**Exercise**: Tell how many lines in the records contain the word "side"; the number alone is the answer.

Website and app data records:
|---|

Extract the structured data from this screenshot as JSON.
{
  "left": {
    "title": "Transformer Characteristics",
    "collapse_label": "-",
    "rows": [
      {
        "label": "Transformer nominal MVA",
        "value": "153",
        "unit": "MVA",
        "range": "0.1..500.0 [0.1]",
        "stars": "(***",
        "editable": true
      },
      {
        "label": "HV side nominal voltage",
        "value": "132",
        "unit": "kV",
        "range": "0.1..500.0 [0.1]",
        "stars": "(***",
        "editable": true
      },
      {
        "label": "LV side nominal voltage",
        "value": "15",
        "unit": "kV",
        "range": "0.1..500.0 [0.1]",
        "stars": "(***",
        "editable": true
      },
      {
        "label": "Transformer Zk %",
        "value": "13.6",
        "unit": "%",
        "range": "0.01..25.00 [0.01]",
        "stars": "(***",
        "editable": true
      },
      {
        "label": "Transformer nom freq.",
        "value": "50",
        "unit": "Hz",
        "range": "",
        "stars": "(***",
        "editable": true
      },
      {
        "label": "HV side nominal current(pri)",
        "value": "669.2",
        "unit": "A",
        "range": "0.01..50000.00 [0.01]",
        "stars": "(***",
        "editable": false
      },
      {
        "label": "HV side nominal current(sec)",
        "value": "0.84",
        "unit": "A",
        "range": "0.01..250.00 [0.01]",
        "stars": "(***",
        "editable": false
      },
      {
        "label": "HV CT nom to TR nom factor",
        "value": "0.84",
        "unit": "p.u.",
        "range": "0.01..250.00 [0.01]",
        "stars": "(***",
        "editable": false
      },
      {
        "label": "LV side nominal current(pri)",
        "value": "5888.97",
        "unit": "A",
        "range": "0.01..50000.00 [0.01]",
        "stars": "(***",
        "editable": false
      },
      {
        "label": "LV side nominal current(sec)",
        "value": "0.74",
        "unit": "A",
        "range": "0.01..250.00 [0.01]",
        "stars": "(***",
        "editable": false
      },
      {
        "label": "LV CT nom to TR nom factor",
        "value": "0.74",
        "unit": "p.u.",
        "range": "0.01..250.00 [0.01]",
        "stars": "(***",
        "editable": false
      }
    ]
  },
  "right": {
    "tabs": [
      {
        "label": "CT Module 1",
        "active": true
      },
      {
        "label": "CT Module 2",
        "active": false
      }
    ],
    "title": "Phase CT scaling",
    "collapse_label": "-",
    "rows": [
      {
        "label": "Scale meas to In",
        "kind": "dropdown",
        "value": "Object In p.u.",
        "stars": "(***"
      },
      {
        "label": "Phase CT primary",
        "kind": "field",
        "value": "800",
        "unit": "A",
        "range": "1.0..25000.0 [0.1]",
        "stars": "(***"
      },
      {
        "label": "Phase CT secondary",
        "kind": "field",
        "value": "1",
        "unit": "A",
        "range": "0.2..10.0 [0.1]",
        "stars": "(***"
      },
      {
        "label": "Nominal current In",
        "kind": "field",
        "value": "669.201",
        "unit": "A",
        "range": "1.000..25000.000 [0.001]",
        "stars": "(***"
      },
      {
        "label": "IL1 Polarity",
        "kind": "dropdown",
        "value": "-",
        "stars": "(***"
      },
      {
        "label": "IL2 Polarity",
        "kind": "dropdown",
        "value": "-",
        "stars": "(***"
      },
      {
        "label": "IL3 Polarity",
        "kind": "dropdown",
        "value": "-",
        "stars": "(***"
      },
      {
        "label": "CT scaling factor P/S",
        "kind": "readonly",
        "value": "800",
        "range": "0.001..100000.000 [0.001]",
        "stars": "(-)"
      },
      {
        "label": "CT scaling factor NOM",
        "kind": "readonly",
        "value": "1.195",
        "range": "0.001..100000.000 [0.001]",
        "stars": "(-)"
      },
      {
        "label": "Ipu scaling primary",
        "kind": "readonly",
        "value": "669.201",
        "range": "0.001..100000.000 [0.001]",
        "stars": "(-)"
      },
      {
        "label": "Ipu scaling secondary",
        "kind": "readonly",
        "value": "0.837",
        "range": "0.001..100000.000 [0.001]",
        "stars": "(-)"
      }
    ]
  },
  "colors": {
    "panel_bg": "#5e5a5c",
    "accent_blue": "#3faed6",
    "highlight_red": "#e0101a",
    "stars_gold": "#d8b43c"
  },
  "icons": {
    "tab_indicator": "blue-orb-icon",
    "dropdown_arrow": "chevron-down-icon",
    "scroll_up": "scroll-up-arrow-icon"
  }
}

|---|

**Task output**: 6